With that said, hunters and fisherman should encourage their clubs, groups, and even their state DOW to make sure these kinds of numbers are published regularly with press releases to garner some additional attention.  We need to be sure the general public is educated on the economic contributions our sport makes and how significant that is to everyone.

Ca_Vermonster's picture

Well, there is no surprise

Well, there is no surprise there.  As with Minnesota, or with every state across this nation, hunting brings in Billions of dollars in revenue when it comes down to it.  Hunters are some of the most generous people out there, plus we are not afraid to spend more money on our sport.  If you try to tell some of these animal rights people what you actually contribute to society, and nature, they will just shout you down.  However, show them the stats of what we, as hunters (add fishing to that) give back, and they will be singing a different tune.

Thanks for the link to the article.  Always great to have more statistics to back me up in any "discussions" that I may get into.... Wink

Retired2hunt's picture
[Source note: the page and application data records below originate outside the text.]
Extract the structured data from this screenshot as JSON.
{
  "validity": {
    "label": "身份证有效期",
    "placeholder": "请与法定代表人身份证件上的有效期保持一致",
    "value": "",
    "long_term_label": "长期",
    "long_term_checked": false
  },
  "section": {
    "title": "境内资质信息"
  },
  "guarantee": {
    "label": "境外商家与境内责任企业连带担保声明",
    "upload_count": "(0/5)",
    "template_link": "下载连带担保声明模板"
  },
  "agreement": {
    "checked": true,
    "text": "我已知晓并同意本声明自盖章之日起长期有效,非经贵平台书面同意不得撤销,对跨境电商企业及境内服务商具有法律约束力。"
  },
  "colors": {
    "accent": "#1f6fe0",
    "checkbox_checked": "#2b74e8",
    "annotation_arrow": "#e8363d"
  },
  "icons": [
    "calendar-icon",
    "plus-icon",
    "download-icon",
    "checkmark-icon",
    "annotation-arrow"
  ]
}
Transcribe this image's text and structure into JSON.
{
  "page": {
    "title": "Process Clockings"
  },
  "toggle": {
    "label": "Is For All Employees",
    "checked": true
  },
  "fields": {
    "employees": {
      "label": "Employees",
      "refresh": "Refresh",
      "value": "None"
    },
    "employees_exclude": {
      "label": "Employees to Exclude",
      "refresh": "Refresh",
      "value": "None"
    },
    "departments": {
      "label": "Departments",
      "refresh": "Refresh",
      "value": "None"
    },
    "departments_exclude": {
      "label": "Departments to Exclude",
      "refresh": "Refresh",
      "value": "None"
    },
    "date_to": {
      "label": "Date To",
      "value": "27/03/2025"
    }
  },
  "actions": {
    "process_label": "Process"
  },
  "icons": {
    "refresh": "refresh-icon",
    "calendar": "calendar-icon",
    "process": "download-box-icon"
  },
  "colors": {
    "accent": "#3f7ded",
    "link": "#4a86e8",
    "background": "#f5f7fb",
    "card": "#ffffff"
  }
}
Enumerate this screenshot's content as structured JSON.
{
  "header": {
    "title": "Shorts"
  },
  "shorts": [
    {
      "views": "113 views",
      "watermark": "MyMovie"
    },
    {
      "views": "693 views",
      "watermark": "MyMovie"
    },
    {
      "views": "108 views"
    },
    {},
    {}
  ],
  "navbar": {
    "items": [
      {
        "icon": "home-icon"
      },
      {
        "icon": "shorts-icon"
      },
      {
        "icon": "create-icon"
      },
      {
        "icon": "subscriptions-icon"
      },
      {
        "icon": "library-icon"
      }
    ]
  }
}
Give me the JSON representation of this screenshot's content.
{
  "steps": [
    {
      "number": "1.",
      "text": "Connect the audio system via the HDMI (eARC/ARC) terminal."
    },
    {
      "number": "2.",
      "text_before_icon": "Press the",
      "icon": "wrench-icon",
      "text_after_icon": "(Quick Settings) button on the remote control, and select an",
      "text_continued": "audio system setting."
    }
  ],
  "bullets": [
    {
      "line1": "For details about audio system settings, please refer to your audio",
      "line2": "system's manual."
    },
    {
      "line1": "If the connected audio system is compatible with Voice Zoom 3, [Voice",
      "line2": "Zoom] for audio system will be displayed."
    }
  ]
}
  Great for Minnesota!  Every

 

Great for Minnesota!  Every state needs to publicly provide the dollars generated each year so to show how much hunting and fishing affects the state's economy.  This is a very strong argument on why we need the best wildlife programs possible (that include hunting and fishing seasons for all wildlife/fish that through the management obtain populations that allow for) and not allow the animal rights activists to dictate the management - or non-management of the state's wildlife resources.